Despite going into Euro 2012 on a 21-game unbeaten run, France's preparations for their opening Group D match with England here on Monday have been dogged by concerns about their defence.
On the surface, things appear under control.
France let in only four goals in their qualifying campaign - second only to Italy, who conceded two - and their last two warm-up matches saw them win 2-0 against Serbia before a crushing 4-0 defeat of Estonia on Tuesday.
However, the Serbia win was prefaced by a last-gasp 3-2 victory over Iceland in which France had to rally from two goals down and even in their subsequent victories, there have been moments of discomfort at the back.
Central to the unease about France's defensive solidity has been the form of Philippe Mexes.
Supposedly the leader of the French back four, he has appeared uncertain, and received a rating of 4/10 from sports newspaper L'Equipe for an error-strewn showing against the Estonians.
The 30-year-old was out for six months last year after damaging ligaments in his left knee while playing for Roma and despite returning to action with new club AC Milan, he flitted in and out of the team in the season's closing weeks.
Concerns have been raised in the French media that the former Auxerre centre-back is still carrying the weight he put on during his period of absence.
Laurent Blanc dismissed those suggestions earlier this week, asserting that Mexes' body fat was an acceptable 10 percent, but he conceded that France needed to tighten things up at the back.
"Defensive balance is the hardest thing to find," said the France coach.
"In qualifying, we could rely on a good defence and I hope that we'll rediscover our defensive performances.

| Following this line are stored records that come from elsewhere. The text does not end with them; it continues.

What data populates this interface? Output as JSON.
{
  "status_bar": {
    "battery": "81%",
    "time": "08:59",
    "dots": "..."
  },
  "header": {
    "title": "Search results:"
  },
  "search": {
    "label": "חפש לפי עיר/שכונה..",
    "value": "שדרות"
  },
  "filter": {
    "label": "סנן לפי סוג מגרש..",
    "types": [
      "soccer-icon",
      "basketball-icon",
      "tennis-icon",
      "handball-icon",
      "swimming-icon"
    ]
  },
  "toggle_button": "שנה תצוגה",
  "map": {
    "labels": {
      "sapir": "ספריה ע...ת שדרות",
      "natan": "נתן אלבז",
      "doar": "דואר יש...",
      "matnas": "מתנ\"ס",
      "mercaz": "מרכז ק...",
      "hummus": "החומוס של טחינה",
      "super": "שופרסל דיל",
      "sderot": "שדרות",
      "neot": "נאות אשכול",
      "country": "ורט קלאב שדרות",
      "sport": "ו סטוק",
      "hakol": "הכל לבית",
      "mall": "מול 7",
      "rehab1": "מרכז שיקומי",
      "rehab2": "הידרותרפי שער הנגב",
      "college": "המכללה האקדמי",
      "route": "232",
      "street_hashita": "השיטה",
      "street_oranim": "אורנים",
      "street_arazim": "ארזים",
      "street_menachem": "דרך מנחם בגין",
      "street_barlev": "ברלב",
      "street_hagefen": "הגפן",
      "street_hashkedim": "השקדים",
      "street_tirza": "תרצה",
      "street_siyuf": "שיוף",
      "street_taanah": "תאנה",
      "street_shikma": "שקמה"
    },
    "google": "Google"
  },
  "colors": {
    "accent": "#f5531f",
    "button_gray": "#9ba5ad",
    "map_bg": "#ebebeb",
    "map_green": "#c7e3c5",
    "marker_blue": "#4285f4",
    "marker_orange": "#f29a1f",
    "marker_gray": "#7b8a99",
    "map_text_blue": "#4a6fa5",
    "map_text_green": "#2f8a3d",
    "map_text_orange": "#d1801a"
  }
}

Because without a defence, we won't go very far in this tournament."
France's pre-tournament objective was to reach the quarter-finals but their impressive recent performances have lent credence to the notion that they could mount a challenge for the Henri Delaunay trophy.
Nonetheless, since a quarter-final exit at Euro 2004, France have won just one group game at a major tournament - against Togo at the 2006 World Cup - and the wounds of the 2010 World Cup debacle remain fresh.
To that end, Blanc has been keen to create a renewed sense of team spirit and the buoyancy in the French camp was evident during the match with Estonia, when even substituted players left the pitch with broad smiles on their faces.
The players also unfurled a banner at the end of the game - "THANK YOU! At the Euro, with you, for you!" - which provided a reminder of the need to win over fans still smarting over the Knysna training ground strike in South Africa.
For all their defensive cogitations, France looked slick and full of menace in attack in their last two friendly games, after Blanc reconfigured the team's formation to a 4-3-3 system that features only one true holding player.
Franck Ribery broke a three-year scoring drought with the equaliser against Iceland before claiming further goals against Serbia and Estonia, while Karim Benzema was on target twice in France's last warm-up game.
Olivier Giroud, the top scorer in Ligue 1 with Montpellier, has added a spark from the bench, meanwhile, creating three goals in his three substitute appearances.
Samir Nasri, now deployed on the right wing, is still to fully convince but Florent Malouda has added dynamism and know-how to the centre of midfield and his midfield colleague, Yohan Cabaye, is getting forward more and more.
Somewhat belatedly, France are starting to play the football that Blanc wants to see. England cannot fail to have noticed.